▶ Problem requirements:
Show each line of the records below where the word "label" occurs.

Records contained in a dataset
>>>>

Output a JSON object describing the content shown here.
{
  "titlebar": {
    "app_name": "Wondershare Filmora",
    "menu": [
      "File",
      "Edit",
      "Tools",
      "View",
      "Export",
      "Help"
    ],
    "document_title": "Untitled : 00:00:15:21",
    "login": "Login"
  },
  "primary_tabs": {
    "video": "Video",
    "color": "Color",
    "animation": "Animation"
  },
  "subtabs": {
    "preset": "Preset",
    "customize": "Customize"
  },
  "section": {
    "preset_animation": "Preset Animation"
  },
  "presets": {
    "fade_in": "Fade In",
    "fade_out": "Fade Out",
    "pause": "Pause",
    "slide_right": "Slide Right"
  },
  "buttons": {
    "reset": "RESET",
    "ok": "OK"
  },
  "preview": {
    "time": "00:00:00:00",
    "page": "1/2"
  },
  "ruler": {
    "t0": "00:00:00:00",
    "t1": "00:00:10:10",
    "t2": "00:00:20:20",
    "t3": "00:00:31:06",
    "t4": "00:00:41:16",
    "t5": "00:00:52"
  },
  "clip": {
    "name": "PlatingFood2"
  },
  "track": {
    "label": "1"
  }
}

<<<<
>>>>

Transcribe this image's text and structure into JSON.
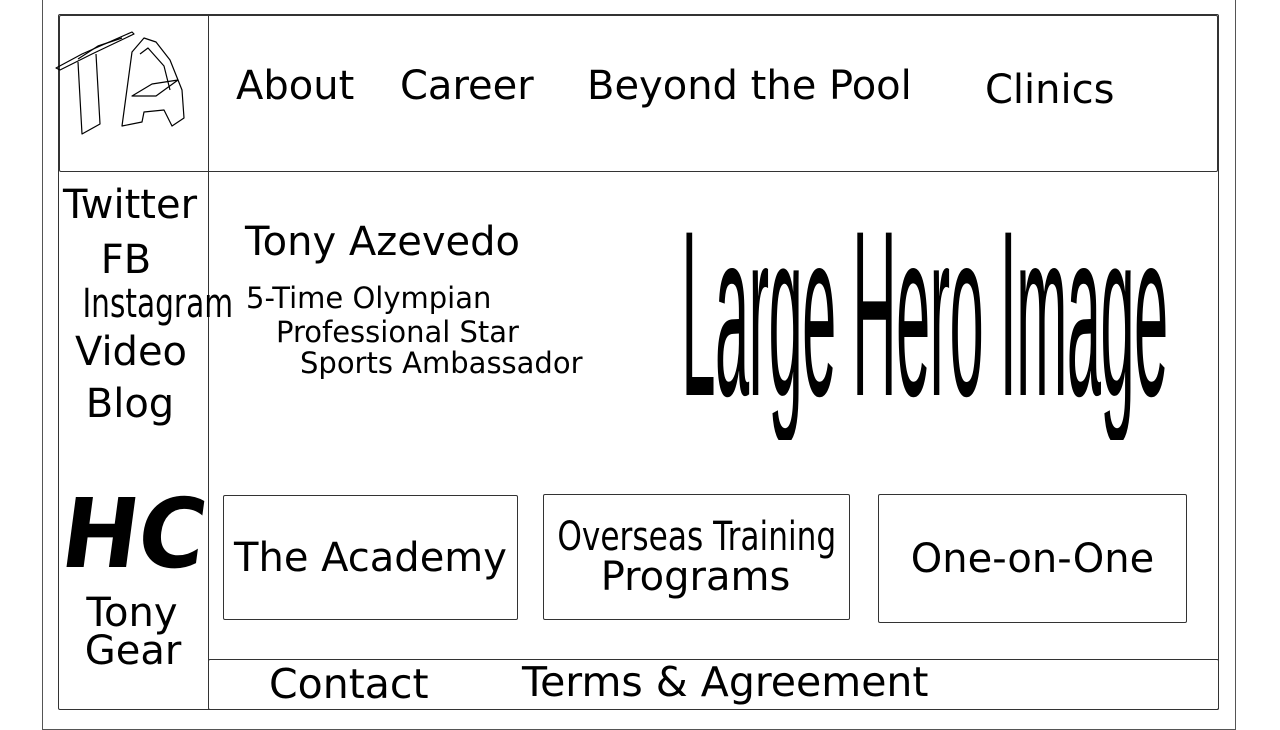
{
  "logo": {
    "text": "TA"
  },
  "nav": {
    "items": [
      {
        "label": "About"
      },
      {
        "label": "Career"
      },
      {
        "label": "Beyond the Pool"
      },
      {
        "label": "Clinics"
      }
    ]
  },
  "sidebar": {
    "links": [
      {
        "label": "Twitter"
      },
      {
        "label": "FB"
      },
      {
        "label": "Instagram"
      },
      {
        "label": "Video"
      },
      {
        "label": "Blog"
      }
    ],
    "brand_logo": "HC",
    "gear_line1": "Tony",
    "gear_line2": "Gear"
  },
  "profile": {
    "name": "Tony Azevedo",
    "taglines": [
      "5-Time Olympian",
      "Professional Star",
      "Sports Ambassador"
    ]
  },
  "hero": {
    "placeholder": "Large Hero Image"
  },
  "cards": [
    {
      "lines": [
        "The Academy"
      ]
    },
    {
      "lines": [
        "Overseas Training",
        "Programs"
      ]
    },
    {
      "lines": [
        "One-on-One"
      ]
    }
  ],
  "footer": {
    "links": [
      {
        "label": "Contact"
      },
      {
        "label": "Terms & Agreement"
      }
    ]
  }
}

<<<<

▶ Written answer:
    "label": "1"
        "label": "About"
        "label": "Career"
        "label": "Beyond the Pool"
        "label": "Clinics"
        "label": "Twitter"
        "label": "FB"
        "label": "Instagram"
        "label": "Video"
        "label": "Blog"
        "label": "Contact"
        "label": "Terms & Agreement"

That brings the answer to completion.